• _TASK INSTRUCTIONS_:
For this exercise, print the records below verbatim.

══ GIVEN INFORMATION

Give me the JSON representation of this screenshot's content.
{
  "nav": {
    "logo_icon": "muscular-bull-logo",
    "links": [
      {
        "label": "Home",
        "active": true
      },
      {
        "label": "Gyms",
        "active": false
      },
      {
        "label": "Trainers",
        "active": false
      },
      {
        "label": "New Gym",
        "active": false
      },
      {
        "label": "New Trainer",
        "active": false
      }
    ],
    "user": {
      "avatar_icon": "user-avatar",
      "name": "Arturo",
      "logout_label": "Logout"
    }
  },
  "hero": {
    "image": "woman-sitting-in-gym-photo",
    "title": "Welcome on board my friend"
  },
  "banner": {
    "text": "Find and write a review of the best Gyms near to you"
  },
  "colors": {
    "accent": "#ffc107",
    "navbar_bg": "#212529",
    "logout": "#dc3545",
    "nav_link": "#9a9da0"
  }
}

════

• _EXERCISE ANSWER_:
Give me the JSON representation of this screenshot's content.
{
  "nav": {
    "logo_icon": "muscular-bull-logo",
    "links": [
      {
        "label": "Home",
        "active": true
      },
      {
        "label": "Gyms",
        "active": false
      },
      {
        "label": "Trainers",
        "active": false
      },
      {
        "label": "New Gym",
        "active": false
      },
      {
        "label": "New Trainer",
        "active": false
      }
    ],
    "user": {
      "avatar_icon": "user-avatar",
      "name": "Arturo",
      "logout_label": "Logout"
    }
  },
  "hero": {
    "image": "woman-sitting-in-gym-photo",
    "title": "Welcome on board my friend"
  },
  "banner": {
    "text": "Find and write a review of the best Gyms near to you"
  },
  "colors": {
    "accent": "#ffc107",
    "navbar_bg": "#212529",
    "logout": "#dc3545",
    "nav_link": "#9a9da0"
  }
}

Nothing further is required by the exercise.